(Element data from apps and pages)

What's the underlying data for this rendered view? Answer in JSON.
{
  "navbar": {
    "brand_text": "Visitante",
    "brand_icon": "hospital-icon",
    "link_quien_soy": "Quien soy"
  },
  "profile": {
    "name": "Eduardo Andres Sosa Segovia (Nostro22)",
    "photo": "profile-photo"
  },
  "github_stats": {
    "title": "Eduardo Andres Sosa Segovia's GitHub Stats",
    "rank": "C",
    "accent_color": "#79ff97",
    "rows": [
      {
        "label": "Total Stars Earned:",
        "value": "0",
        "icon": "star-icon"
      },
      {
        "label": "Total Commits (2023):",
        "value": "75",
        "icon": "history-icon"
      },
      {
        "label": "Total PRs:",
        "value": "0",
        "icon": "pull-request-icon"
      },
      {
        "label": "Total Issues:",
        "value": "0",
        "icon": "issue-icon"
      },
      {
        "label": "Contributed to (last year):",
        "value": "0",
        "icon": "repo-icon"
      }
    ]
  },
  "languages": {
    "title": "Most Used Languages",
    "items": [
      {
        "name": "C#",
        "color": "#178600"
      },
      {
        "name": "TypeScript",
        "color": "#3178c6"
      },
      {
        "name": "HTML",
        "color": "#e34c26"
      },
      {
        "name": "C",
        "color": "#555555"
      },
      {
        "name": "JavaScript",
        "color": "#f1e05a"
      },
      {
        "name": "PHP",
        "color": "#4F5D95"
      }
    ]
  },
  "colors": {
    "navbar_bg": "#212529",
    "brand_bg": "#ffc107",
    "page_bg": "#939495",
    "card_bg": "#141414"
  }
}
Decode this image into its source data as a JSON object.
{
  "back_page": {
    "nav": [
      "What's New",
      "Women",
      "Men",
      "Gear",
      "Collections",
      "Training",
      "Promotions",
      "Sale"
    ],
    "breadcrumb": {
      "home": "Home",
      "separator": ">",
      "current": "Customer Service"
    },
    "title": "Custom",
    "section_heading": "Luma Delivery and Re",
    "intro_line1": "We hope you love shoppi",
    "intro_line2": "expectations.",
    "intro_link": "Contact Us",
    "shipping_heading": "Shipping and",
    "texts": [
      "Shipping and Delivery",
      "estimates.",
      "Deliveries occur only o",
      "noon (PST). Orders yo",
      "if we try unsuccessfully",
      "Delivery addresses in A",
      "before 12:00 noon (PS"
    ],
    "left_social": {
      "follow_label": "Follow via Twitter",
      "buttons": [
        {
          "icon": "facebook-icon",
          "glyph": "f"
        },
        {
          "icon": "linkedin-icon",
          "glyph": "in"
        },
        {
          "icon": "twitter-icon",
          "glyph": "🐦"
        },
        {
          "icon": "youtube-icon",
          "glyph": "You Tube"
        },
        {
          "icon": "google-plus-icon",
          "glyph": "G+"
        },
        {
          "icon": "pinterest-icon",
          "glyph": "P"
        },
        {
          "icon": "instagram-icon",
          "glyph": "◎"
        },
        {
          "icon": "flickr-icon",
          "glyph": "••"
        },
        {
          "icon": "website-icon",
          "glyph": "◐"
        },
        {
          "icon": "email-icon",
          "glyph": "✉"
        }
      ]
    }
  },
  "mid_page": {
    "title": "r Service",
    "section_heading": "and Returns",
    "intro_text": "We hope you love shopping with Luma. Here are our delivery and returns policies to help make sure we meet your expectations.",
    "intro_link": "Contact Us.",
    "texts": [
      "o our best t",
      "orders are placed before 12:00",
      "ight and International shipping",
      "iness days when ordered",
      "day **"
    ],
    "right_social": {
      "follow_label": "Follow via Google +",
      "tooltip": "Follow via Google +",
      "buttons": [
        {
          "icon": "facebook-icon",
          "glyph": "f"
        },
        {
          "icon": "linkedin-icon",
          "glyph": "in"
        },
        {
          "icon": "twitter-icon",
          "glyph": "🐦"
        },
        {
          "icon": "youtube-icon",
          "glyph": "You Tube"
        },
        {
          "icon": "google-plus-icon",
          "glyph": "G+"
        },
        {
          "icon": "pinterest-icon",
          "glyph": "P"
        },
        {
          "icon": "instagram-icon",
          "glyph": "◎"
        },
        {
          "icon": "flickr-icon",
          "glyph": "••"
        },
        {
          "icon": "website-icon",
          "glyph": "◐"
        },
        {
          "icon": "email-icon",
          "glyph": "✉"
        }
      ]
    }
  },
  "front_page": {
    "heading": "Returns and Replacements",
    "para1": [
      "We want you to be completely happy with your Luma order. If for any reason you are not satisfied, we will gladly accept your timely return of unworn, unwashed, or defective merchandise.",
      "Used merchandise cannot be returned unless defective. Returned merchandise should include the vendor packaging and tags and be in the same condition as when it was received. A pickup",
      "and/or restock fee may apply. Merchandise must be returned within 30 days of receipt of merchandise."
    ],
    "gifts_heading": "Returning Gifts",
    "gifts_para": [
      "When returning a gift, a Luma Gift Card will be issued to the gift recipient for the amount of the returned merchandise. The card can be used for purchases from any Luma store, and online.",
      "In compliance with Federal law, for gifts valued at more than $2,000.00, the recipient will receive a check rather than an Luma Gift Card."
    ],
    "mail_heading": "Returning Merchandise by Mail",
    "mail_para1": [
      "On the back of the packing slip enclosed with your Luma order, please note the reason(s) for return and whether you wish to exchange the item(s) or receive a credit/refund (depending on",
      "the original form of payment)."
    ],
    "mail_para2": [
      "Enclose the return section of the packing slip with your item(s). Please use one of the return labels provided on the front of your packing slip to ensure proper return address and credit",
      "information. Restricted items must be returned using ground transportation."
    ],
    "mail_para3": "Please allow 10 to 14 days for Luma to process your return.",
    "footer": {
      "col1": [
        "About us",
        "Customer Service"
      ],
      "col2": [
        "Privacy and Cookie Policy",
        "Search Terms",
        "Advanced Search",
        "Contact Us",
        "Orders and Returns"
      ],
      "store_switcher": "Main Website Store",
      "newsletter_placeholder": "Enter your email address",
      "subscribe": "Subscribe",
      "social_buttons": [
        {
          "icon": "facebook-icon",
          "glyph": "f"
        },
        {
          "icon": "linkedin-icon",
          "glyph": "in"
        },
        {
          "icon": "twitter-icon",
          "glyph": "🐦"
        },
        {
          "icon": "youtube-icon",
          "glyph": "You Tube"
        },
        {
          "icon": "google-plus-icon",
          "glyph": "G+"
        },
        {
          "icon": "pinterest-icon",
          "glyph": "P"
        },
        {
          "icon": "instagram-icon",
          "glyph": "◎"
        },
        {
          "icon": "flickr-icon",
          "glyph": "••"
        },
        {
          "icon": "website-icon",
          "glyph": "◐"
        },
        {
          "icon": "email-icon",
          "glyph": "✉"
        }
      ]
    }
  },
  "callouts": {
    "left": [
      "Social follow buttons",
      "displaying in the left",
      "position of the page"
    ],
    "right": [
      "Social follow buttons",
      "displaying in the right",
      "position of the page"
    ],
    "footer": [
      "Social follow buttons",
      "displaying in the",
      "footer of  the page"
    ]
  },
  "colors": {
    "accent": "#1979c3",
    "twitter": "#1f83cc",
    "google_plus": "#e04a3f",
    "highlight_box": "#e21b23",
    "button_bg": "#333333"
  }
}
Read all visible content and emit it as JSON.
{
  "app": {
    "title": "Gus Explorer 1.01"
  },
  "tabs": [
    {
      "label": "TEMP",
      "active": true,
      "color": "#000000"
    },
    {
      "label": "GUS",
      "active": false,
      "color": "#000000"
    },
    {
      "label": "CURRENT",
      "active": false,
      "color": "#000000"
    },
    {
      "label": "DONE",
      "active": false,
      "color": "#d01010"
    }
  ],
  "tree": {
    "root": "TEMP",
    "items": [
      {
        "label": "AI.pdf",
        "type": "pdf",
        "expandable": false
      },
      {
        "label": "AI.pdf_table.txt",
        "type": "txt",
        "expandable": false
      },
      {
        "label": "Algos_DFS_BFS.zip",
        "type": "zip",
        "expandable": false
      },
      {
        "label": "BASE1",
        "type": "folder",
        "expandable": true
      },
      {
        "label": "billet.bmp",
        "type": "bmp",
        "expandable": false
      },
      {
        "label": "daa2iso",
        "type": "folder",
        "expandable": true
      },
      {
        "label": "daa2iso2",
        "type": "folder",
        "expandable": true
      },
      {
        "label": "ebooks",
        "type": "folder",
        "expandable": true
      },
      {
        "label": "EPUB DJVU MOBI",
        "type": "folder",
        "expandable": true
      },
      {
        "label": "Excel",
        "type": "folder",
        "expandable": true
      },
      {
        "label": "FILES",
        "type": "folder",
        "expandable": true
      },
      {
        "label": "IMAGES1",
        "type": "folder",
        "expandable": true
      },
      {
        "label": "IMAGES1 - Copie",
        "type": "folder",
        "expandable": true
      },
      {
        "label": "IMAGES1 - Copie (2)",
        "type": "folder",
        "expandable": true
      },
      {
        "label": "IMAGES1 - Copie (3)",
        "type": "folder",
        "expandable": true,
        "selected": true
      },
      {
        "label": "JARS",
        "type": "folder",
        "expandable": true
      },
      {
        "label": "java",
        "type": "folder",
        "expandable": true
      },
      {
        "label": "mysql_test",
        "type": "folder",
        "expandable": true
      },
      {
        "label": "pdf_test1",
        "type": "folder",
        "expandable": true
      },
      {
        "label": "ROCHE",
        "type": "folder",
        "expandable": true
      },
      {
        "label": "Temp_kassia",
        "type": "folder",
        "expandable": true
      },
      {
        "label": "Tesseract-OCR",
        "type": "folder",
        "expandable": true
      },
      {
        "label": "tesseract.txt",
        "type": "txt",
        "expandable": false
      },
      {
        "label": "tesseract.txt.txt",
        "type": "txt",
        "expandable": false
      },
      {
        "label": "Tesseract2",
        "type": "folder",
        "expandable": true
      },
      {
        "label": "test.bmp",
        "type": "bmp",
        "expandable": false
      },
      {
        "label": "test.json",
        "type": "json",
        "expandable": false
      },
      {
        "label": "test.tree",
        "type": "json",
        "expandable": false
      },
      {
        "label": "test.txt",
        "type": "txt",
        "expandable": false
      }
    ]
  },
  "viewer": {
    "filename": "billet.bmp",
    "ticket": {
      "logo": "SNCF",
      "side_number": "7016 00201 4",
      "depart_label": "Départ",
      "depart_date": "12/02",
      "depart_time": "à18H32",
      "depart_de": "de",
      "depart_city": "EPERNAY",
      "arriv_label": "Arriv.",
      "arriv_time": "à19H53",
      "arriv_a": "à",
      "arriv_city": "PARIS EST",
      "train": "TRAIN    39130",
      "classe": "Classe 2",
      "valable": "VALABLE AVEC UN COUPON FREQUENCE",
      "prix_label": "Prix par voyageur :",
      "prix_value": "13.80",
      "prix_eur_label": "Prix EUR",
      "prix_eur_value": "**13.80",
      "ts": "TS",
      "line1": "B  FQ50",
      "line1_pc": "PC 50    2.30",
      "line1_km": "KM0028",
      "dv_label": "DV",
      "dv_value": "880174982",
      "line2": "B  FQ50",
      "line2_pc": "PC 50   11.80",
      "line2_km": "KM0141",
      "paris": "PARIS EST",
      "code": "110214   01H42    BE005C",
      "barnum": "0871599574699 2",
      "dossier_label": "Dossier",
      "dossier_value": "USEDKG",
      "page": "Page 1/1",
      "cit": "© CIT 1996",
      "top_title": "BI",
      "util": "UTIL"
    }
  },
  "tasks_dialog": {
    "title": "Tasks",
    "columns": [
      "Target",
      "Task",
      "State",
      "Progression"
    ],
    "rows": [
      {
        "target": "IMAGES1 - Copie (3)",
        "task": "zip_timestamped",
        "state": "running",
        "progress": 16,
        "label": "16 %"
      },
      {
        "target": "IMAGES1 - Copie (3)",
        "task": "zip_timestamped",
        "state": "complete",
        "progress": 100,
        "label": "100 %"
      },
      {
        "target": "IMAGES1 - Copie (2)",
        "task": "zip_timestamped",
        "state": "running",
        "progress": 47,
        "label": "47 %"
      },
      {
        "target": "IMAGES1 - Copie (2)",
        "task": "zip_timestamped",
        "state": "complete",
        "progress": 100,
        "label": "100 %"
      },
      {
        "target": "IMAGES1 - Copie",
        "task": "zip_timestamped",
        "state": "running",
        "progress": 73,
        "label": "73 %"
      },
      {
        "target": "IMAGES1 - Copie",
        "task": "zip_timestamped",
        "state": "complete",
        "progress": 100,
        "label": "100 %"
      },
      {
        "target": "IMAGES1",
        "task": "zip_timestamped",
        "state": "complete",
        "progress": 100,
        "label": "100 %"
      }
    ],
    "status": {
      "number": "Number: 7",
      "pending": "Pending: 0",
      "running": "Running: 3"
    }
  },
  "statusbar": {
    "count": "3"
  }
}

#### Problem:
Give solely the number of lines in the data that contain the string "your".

#### Response box:
6